|International Classification||H03L7/187, H03L7/197, H03L7/18, H03L7/10|
|Cooperative Classification||H03L7/187, H03L7/1972|
|European Classification||H03L7/197B, H03L7/187|
|Jul 23, 1986||AS||Assignment|
Owner name: LIBERA DEVELOPMENTS LIMITED, FLOOR 10, MILLBANK TO
Free format text: ASSIGNMENT OF ASSIGNORS INTEREST.;ASSIGNOR:HAINE, JOHN L.;REEL/FRAME:004583/0466
Effective date: 19860707
Owner name: LIBERA DEVELOPMENTS LIMITED,ENGLAND
Free format text: ASSIGNMENT OF ASSIGNORS INTEREST;ASSIGNOR:HAINE, JOHN L.;REEL/FRAME:004583/0466
Effective date: 19860707
|Jan 7, 1992||REMI||Maintenance fee reminder mailed|
|Jan 23, 1992||REMI||Maintenance fee reminder mailed|
|May 17, 1992||LAPS||Lapse for failure to pay maintenance fees|

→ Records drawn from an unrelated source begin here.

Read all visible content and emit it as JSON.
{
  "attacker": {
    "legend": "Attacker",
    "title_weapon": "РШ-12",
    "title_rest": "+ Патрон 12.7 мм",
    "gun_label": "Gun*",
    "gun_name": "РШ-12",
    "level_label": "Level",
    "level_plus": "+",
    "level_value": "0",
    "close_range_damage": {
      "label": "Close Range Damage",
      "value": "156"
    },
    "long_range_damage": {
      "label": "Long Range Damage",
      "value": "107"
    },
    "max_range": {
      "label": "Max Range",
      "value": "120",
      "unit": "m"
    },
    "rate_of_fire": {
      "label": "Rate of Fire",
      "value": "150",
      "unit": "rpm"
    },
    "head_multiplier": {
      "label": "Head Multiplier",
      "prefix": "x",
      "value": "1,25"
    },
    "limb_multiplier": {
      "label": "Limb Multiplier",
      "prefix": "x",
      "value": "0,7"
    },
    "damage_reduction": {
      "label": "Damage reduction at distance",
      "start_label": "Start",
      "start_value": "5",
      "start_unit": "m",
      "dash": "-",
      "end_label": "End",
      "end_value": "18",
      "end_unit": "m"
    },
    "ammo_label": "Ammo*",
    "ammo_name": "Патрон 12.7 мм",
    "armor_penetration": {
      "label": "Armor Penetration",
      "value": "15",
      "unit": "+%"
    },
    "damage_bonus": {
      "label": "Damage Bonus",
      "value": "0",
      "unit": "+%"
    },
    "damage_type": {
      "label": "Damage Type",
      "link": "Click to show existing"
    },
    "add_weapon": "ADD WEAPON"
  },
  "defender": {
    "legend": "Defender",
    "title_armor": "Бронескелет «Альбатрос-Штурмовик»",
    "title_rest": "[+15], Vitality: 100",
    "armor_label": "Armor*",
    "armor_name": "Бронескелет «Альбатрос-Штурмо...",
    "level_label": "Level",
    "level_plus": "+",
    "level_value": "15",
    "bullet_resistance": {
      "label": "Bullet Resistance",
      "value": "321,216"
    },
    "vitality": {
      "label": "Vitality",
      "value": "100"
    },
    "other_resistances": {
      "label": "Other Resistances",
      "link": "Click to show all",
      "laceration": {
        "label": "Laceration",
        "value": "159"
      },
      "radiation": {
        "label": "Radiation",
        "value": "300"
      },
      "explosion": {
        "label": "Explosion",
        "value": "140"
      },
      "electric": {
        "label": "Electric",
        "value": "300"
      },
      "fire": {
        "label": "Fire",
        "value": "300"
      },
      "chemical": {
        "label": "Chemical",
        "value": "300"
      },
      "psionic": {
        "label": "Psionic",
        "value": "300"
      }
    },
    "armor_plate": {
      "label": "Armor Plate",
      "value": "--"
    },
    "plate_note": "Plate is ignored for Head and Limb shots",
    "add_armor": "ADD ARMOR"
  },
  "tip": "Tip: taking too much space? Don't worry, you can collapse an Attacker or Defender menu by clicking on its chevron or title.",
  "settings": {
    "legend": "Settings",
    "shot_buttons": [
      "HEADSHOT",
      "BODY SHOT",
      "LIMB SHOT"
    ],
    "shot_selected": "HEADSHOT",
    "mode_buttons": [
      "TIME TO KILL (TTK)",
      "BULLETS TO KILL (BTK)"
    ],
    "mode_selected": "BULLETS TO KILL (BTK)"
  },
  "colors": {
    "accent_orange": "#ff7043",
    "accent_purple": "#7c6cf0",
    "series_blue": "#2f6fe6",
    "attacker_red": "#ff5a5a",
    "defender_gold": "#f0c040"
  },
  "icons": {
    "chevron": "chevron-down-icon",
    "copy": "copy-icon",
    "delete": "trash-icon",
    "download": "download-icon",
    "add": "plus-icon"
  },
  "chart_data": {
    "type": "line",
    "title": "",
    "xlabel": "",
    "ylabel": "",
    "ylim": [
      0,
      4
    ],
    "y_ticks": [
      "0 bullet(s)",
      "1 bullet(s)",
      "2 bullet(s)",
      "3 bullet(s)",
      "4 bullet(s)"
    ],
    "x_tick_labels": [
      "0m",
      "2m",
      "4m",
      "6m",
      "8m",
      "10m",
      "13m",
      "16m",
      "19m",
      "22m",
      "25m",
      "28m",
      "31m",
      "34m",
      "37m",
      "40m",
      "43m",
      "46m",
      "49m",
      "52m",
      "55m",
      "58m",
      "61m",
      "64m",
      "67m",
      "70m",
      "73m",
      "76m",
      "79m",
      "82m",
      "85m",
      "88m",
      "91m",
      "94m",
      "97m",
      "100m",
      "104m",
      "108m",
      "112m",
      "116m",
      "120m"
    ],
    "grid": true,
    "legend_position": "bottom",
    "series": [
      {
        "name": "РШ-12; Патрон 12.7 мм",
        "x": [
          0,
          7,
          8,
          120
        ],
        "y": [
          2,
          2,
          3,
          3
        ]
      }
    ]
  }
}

|Jul 21, 1992||FP||Expired due to failure to pay maintenance fee|
Effective date: 19920517